|Cassill says he was deceived|
“I am disappointed that he decided to go the legal route,” said Devine. “We tried to work it out with him and we couldn’t. It’s like any other transaction. Everybody has their position and if you can’t agree, you can’t agree. I don’t want to say too much about it because it is an ongoing suit, but I think our position is reasonable. It’s a shame we couldn’t work it out, because I felt like (Cassill) fit in well with our team and I thought we had a pretty good year.”
Devine did not dispute Cassill’s assertion that he was paid less than the $500,000 called for in his 2012 driving contract.
“He is accurate (in saying) he had a contract that had a minimum of a half-million dollars,” Devine said. “What he earned (as) race winnings, we don’t dispute. We have no problem with that.
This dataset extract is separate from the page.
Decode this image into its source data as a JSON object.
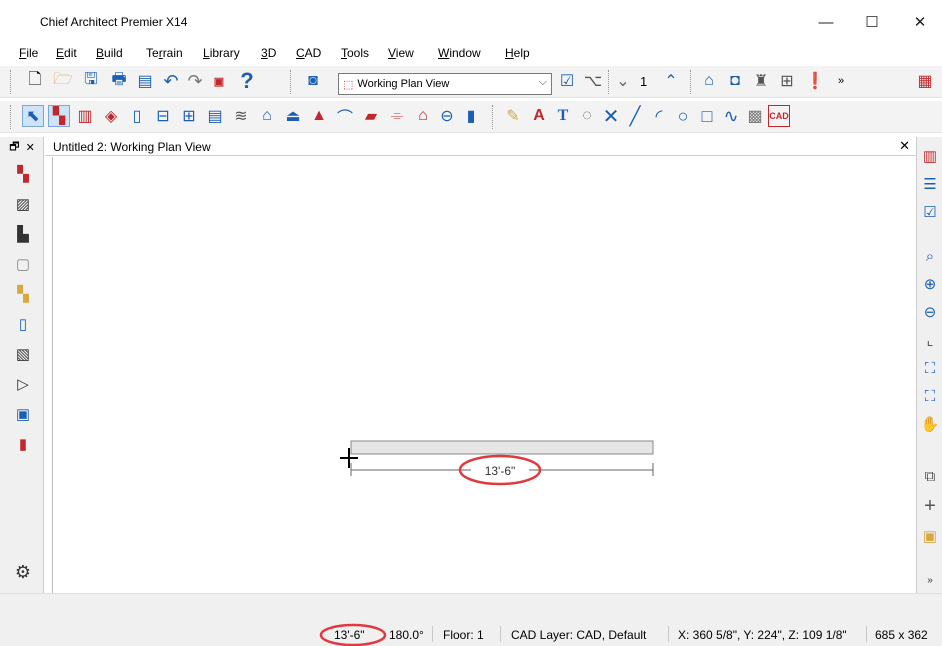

It was supposed to be close to $500,000, that was the idea, and he missed it by over $100,000.
“The $60,000 for other services rendered, we’re not too sure where he comes up with that,” he said. “We’re anxious to understand that piece of it.”
Cassill claims he was “deceived” by BK Racing about his status for 2013; held in limbo until it was too late to find another ride. Devine flatly denied that allegation, saying it was Cassill’s insistence on being the team’s number-one driver that prevented them from coming to terms.
|Cassill drove the No. 83 Toyota last season|
“He had some things he wanted us to agree to that we weren’t willing to do,” said Devine. “One of them was (agreeing) that he was the number-one, full-time starter. We had three drivers (who) shared the rides last year and we were set to do that again. We have aspirations of putting a third car on the track (in 2013). We’re trying as hard as we can to get the (No.) 73 on the track, but we’re just not there yet. “We were not prepared to run three cars… and when I went to the other two drivers and said they would have to share the ride, they were fine with it. When we talked to Landon, he didn’t want to do that.
“We were trying to work something out with all three of the drivers where they could share the (monetary) pool, no matter who was driving the car,” he explained. “Landon didn’t want to do that. I understand that he’s young and wants to run every week, but we felt that for the size of our team, it was better for us to have a stable of three (drivers) and share the ride.
“There was stuff like that that occurred,” said Devine, “so I don’t know why he thinks we misled him. He was as much a part of that negotiation as we were. We were going back and forth, and could not come to an agreement. We offered him a number of options to resolve the matter, and none of it was appealing to him, so he decided to go this route.”
Devine said the dispute over Cassill’s 2012 pay was not a factor in his decision to part company for 2013.
“It wasn’t for me, but maybe it was for him,” he said. “I actually thought we were close to being able to resolve the 2012 issues.
“The issue is not what he earned driving,” repeated Devine. “We don’t have a problem with that. The issue is the minimum (and the fact that) we believe there should be some offsets (for) the money he earned from things we paid out. He doesn’t see it that way, so the dispute is really in regard to (whether) the minimum is inclusive -- or not inclusive – of other things we paid.
“I’m sure the lawyers helped him write that he was deceived, but he was very much a part of the ongoing negotiations.”
Devine also denied damaging Cassill’s career by preventing him from finding a new Sprint Cup Series ride.
“I don’t wish (Cassill) any harm,” said the BK Racing co-owner. “He’s a young, talented driver who has a ride. I know it says in his suit that we tried to keep him out of the sport, but that’s simply not the case. He’s out there and he’s got a ride. I see him at the track, so that’s not accurate."
Attorney Adam Ross has been hired to represent the team, and Devine said he is crafting a response to the suit that will be filed in the near future.